* _Required action_: How many lines within the records include the word "bloom"? Only that number should be given.

----- Exercise input -----

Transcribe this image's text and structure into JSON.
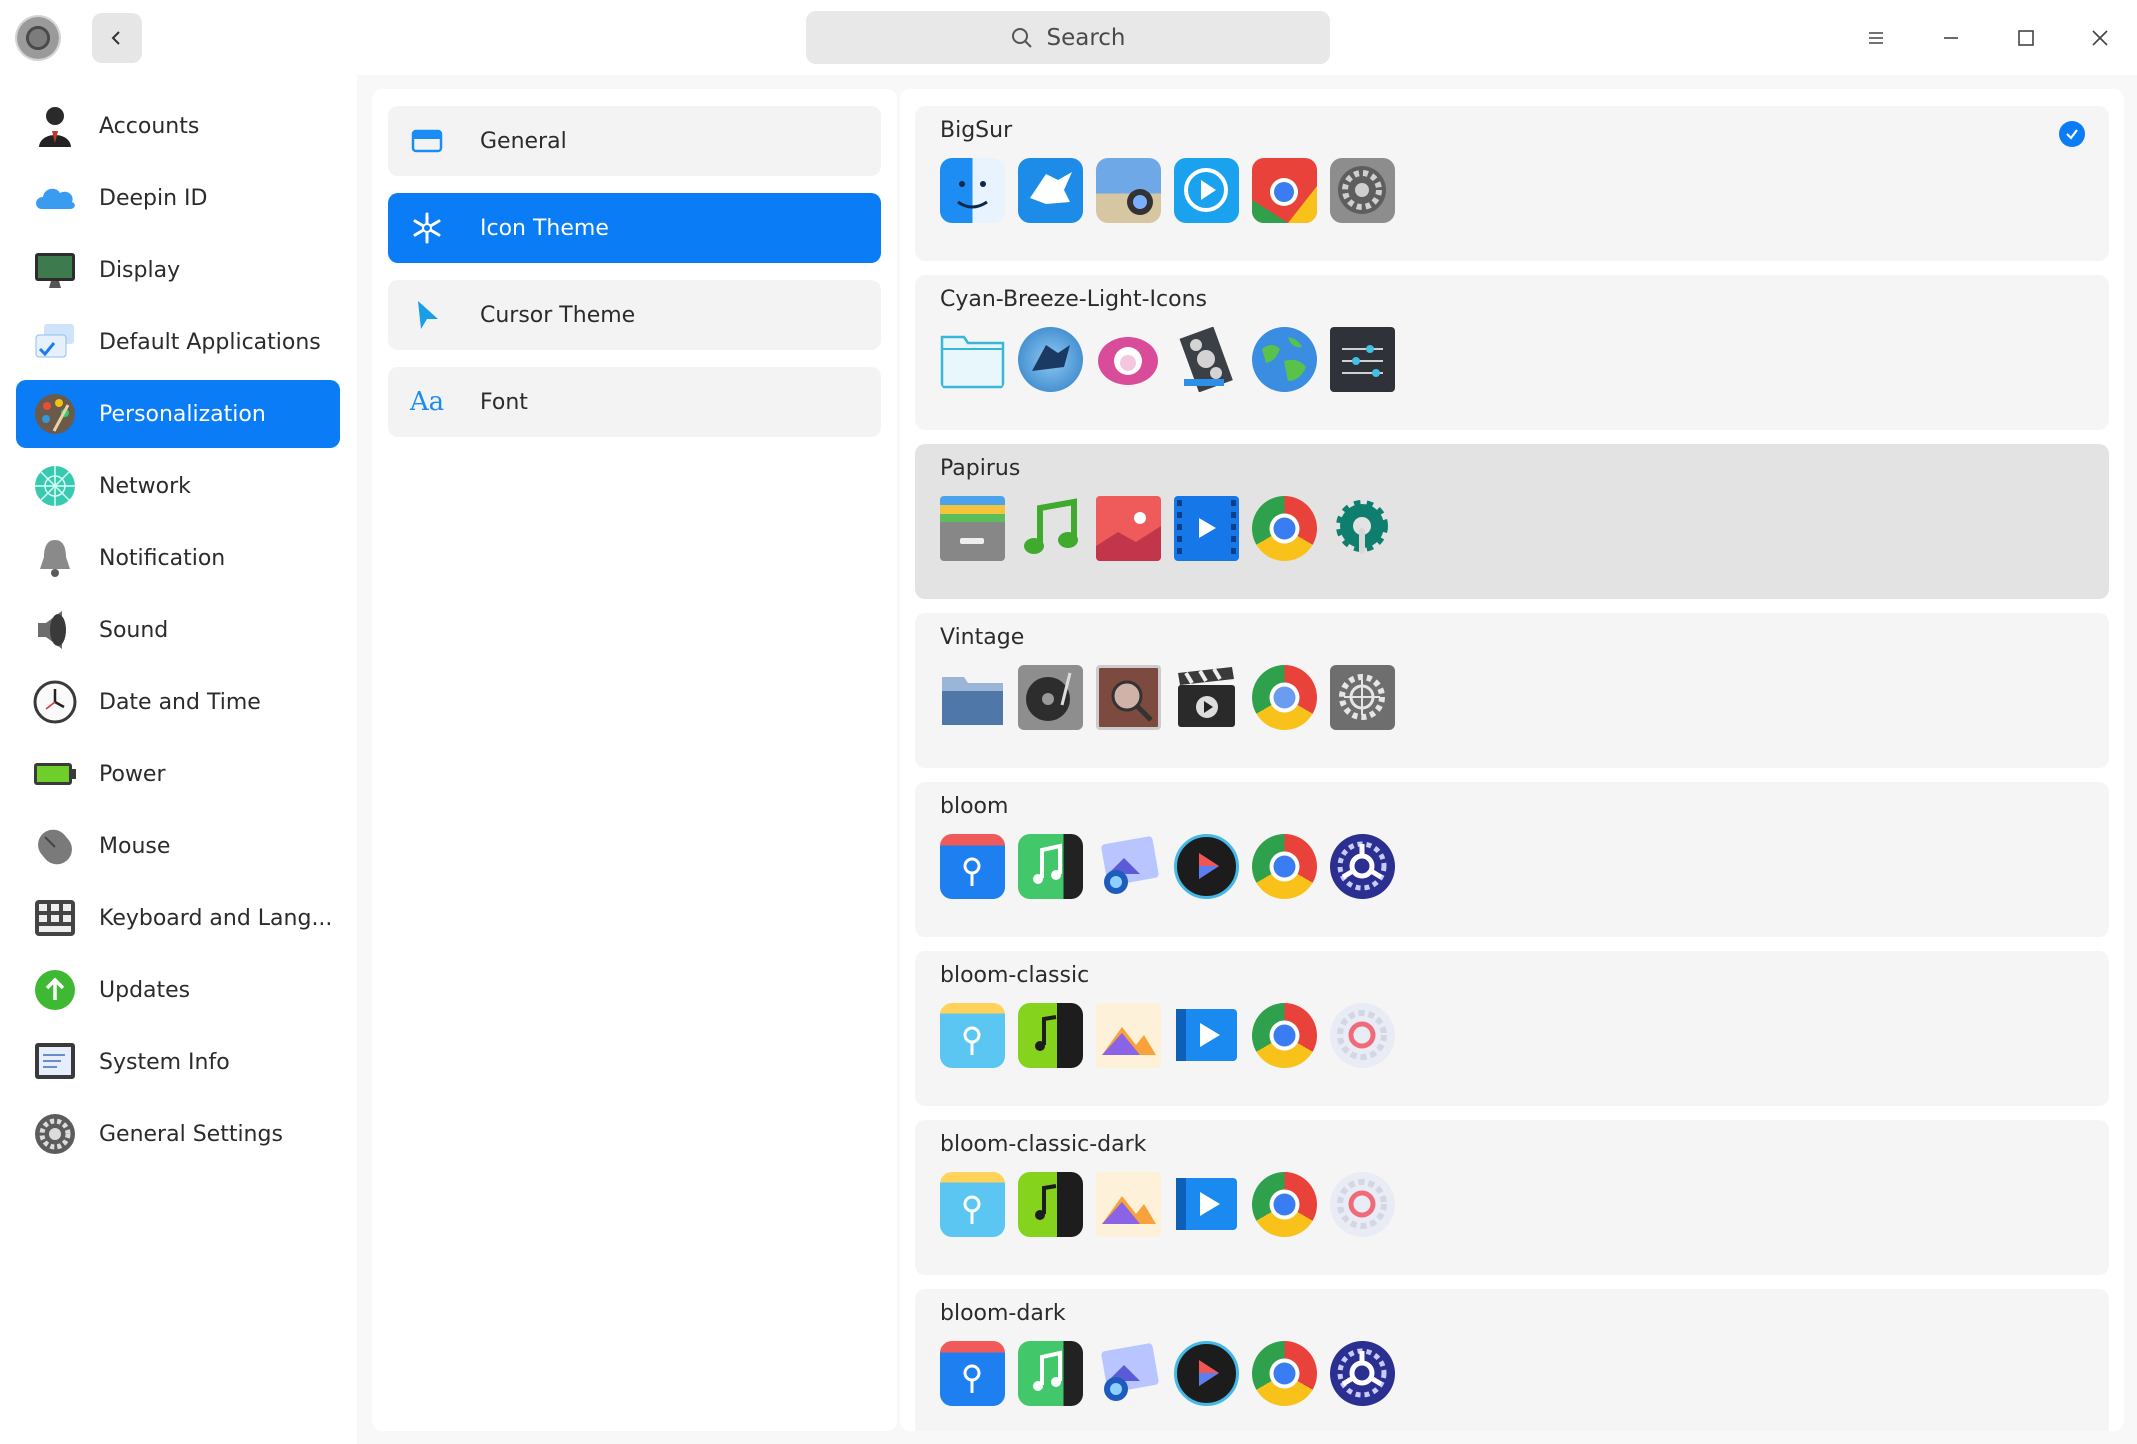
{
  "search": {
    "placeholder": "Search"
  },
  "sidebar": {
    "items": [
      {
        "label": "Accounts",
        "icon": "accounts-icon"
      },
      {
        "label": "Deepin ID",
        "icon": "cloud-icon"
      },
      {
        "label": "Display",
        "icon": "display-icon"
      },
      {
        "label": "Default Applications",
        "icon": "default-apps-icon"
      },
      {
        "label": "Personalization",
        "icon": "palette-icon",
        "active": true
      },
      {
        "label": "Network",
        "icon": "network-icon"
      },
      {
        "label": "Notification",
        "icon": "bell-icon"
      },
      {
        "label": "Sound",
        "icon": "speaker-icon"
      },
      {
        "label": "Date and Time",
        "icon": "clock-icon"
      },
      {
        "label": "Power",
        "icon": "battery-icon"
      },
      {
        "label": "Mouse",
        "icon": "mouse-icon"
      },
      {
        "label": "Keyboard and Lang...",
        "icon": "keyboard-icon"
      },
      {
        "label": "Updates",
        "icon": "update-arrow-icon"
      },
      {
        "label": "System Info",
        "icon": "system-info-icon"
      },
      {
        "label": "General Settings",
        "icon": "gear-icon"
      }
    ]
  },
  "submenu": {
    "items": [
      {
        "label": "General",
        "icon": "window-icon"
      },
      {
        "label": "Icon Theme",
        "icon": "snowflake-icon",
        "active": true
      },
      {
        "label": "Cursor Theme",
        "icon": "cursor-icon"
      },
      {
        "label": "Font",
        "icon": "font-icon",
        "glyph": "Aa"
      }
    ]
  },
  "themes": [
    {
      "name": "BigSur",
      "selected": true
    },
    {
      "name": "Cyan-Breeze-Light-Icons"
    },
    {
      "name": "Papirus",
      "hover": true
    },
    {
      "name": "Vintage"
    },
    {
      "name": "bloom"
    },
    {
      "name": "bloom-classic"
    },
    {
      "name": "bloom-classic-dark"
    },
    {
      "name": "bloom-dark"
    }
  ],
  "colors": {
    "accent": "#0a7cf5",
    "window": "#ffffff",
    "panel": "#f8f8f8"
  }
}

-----

* _Result of the exercise_: 4